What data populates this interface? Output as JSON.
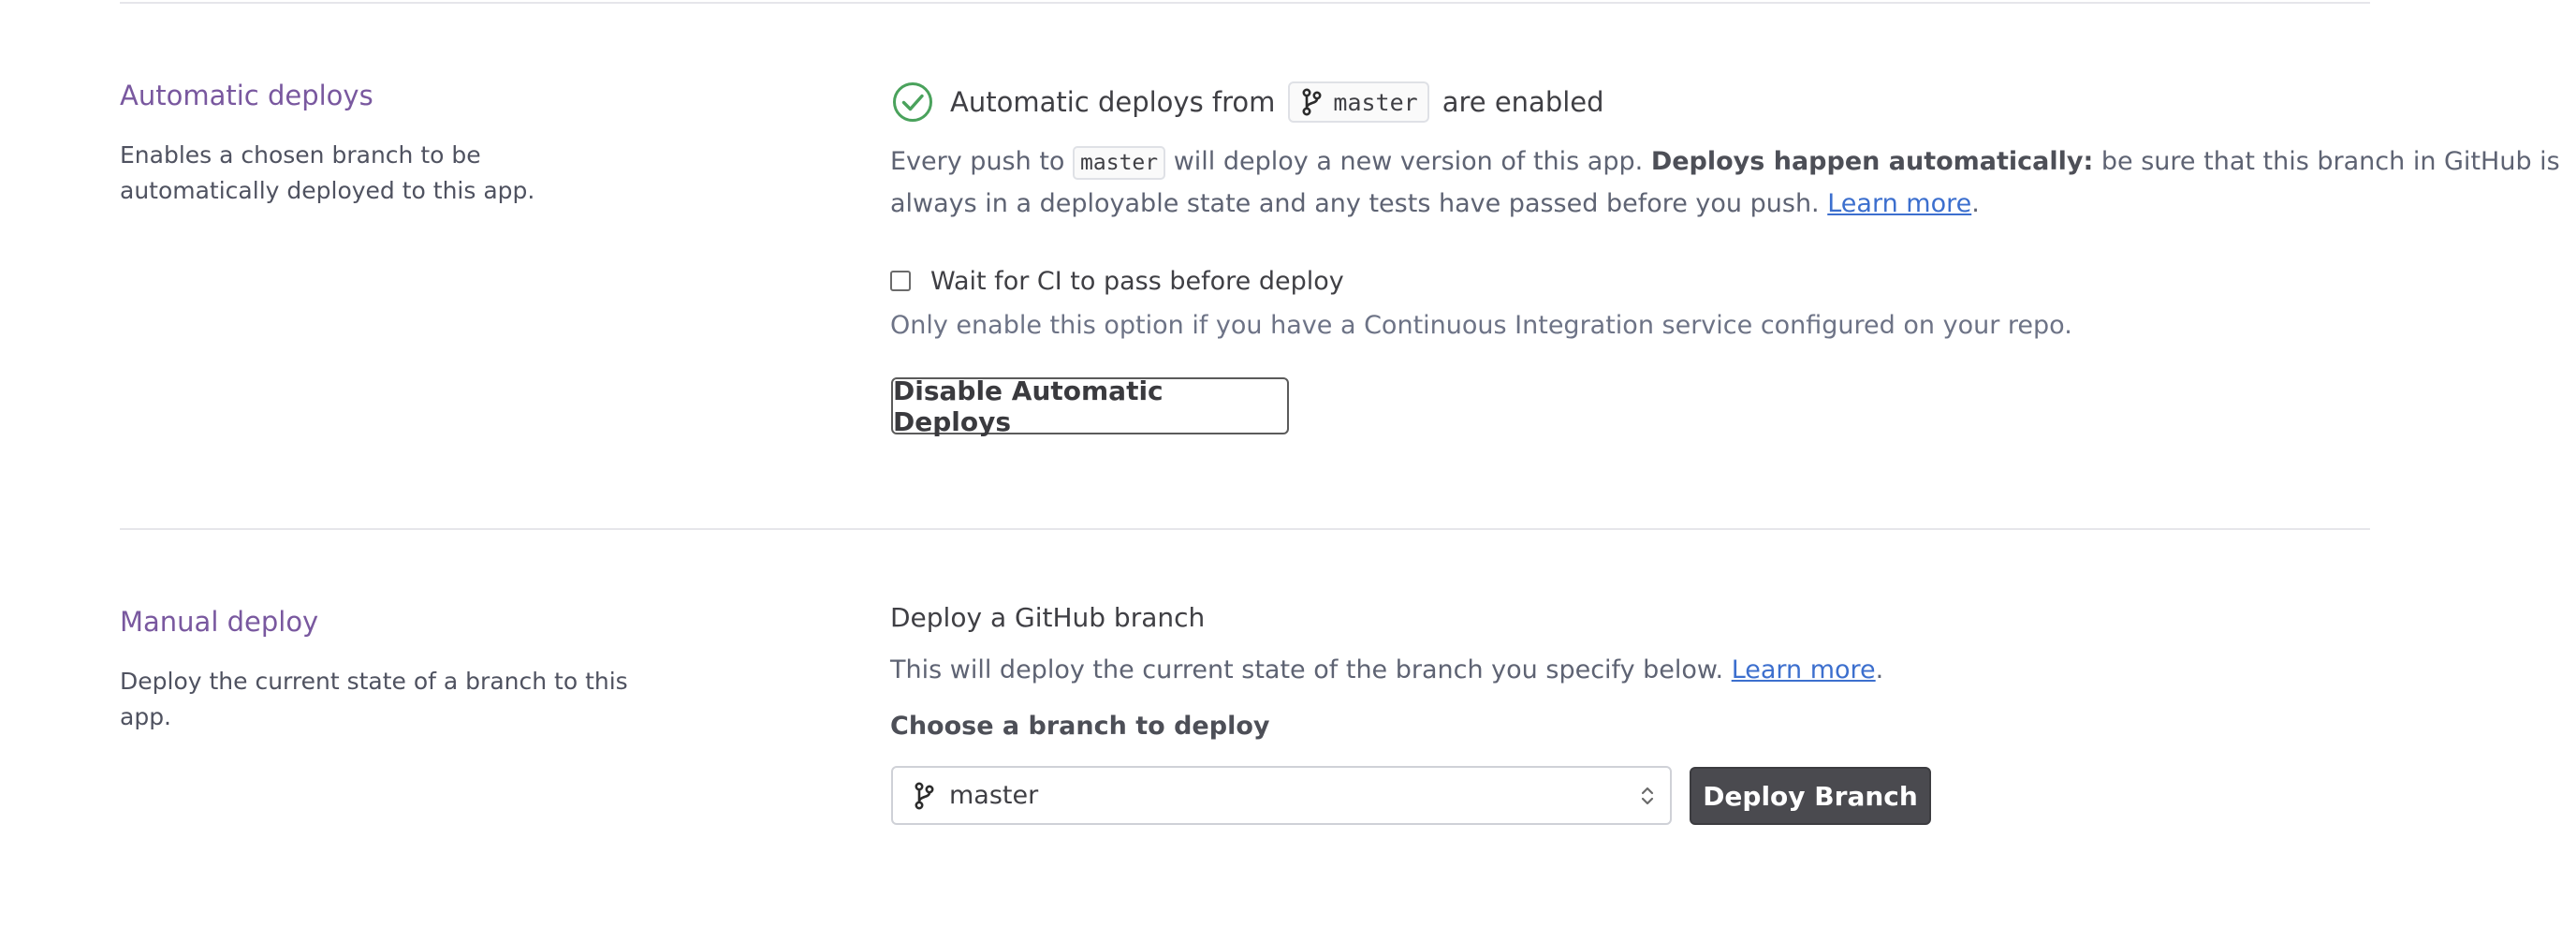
{
  "auto_deploys": {
    "title": "Automatic deploys",
    "description": "Enables a chosen branch to be automatically deployed to this app.",
    "status_prefix": "Automatic deploys from",
    "status_branch": "master",
    "status_suffix": "are enabled",
    "para_prefix": "Every push to",
    "para_branch": "master",
    "para_mid": "will deploy a new version of this app.",
    "para_bold": "Deploys happen automatically:",
    "para_rest_1": "be sure that this branch in GitHub is",
    "para_rest_2": "always in a deployable state and any tests have passed before you push.",
    "learn_more": "Learn more",
    "wait_ci_label": "Wait for CI to pass before deploy",
    "wait_ci_checked": false,
    "wait_ci_hint": "Only enable this option if you have a Continuous Integration service configured on your repo.",
    "disable_button": "Disable Automatic Deploys"
  },
  "manual_deploy": {
    "title": "Manual deploy",
    "description": "Deploy the current state of a branch to this app.",
    "heading": "Deploy a GitHub branch",
    "para": "This will deploy the current state of the branch you specify below.",
    "learn_more": "Learn more",
    "choose_label": "Choose a branch to deploy",
    "selected_branch": "master",
    "deploy_button": "Deploy Branch"
  },
  "icons": {
    "status": "check-circle-icon",
    "branch": "git-branch-icon",
    "select": "chevron-up-down-icon"
  },
  "colors": {
    "section_title": "#79589f",
    "success": "#4aa25c",
    "link": "#3c6fce",
    "dark_button": "#4a4a4f"
  }
}
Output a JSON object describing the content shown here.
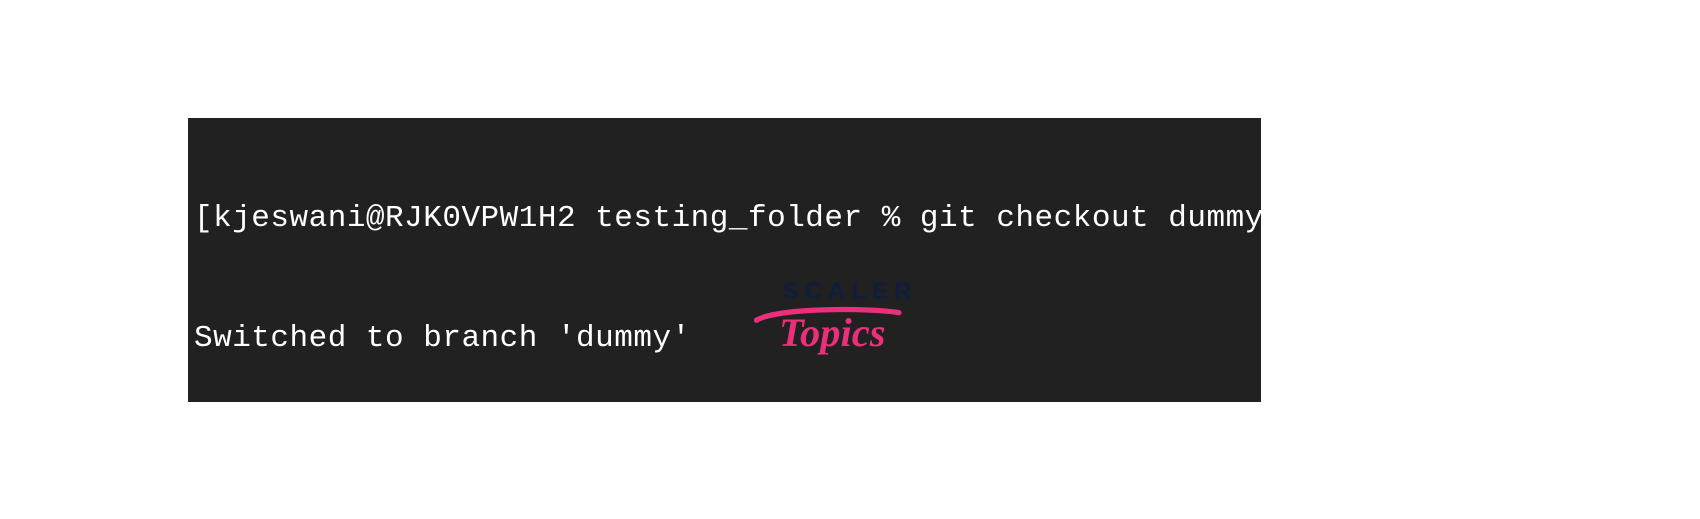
{
  "terminal": {
    "lines": [
      "[kjeswani@RJK0VPW1H2 testing_folder % git checkout dummy",
      "Switched to branch 'dummy'"
    ]
  },
  "logo": {
    "primary": "SCALER",
    "secondary": "Topics"
  }
}
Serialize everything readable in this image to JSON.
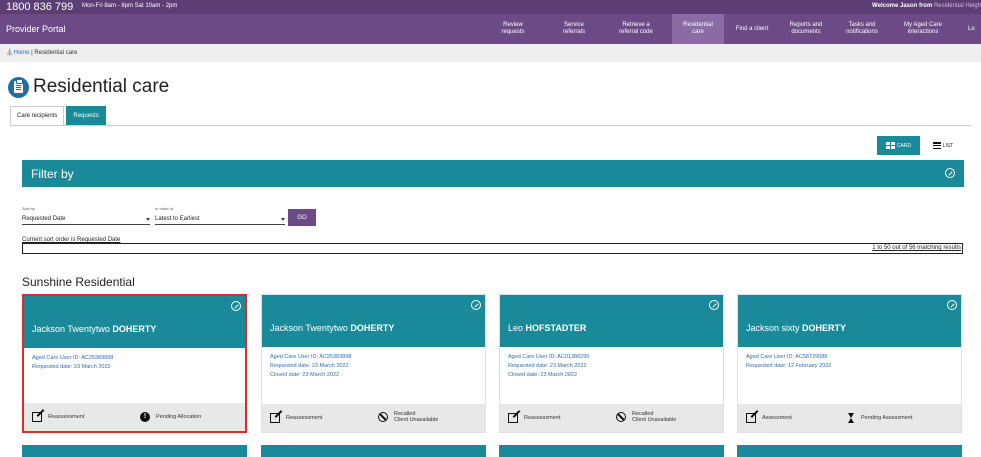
{
  "topbar": {
    "phone": "1800 836 799",
    "hours": "Mon-Fri 8am - 8pm Sat 10am - 2pm",
    "welcome_prefix": "Welcome Jason from ",
    "welcome_org": "Residential Heigh"
  },
  "nav": {
    "brand": "Provider Portal",
    "items": [
      {
        "label": "Review\nrequests"
      },
      {
        "label": "Service\nreferrals"
      },
      {
        "label": "Retrieve a\nreferral code"
      },
      {
        "label": "Residential\ncare",
        "active": true
      },
      {
        "label": "Find a client"
      },
      {
        "label": "Reports and\ndocuments"
      },
      {
        "label": "Tasks and\nnotifications"
      },
      {
        "label": "My Aged Care\ninteractions"
      },
      {
        "label": "Lo"
      }
    ]
  },
  "breadcrumb": {
    "home": "Home",
    "separator": "|",
    "current": "Residential care"
  },
  "page_title": "Residential care",
  "tabs": [
    {
      "label": "Care recipients"
    },
    {
      "label": "Requests",
      "active": true
    }
  ],
  "view_toggle": {
    "card": "CARD",
    "list": "LIST"
  },
  "filter": {
    "title": "Filter by"
  },
  "sort": {
    "sort_by_label": "Sort by",
    "sort_by_value": "Requested Date",
    "order_label": "In order of",
    "order_value": "Latest to Earliest",
    "go": "GO",
    "current_order": "Current sort order is Requested Date",
    "results": "1 to 50 out of 56 matching results"
  },
  "section_title": "Sunshine Residential",
  "cards": [
    {
      "first": "Jackson Twentytwo ",
      "last": "DOHERTY",
      "user_id": "Aged Care User ID: AC25383898",
      "requested": "Requested date: 23 March 2022",
      "closed": "",
      "action": "Reassessment",
      "status_line1": "Pending Allocation",
      "status_line2": "",
      "status_icon": "exclamation-icon",
      "selected": true
    },
    {
      "first": "Jackson Twentytwo ",
      "last": "DOHERTY",
      "user_id": "Aged Care User ID: AC25383898",
      "requested": "Requested date: 23 March 2022",
      "closed": "Closed date: 23 March 2022",
      "action": "Reassessment",
      "status_line1": "Recalled",
      "status_line2": "Client Unavailable",
      "status_icon": "no-entry-icon"
    },
    {
      "first": "Leo ",
      "last": "HOFSTADTER",
      "user_id": "Aged Care User ID: AC01386295",
      "requested": "Requested date: 23 March 2022",
      "closed": "Closed date: 23 March 2022",
      "action": "Reassessment",
      "status_line1": "Recalled",
      "status_line2": "Client Unavailable",
      "status_icon": "no-entry-icon"
    },
    {
      "first": "Jackson sixty ",
      "last": "DOHERTY",
      "user_id": "Aged Care User ID: AC58729088",
      "requested": "Requested date: 12 February 2022",
      "closed": "",
      "action": "Assessment",
      "status_line1": "Pending Assessment",
      "status_line2": "",
      "status_icon": "hourglass-icon"
    }
  ],
  "colors": {
    "purple_top": "#5c3d74",
    "purple_nav": "#6b4a86",
    "teal": "#1a8a9a",
    "selected_border": "#e12a2a"
  }
}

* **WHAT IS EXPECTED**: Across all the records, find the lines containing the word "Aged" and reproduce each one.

* **REPLY TO THE EXERCISE**:
        "label": "My Aged Care\ninteractions"
      "user_id": "Aged Care User ID: AC25383898",
      "user_id": "Aged Care User ID: AC25383898",
      "user_id": "Aged Care User ID: AC01386295",
      "user_id": "Aged Care User ID: AC58729088",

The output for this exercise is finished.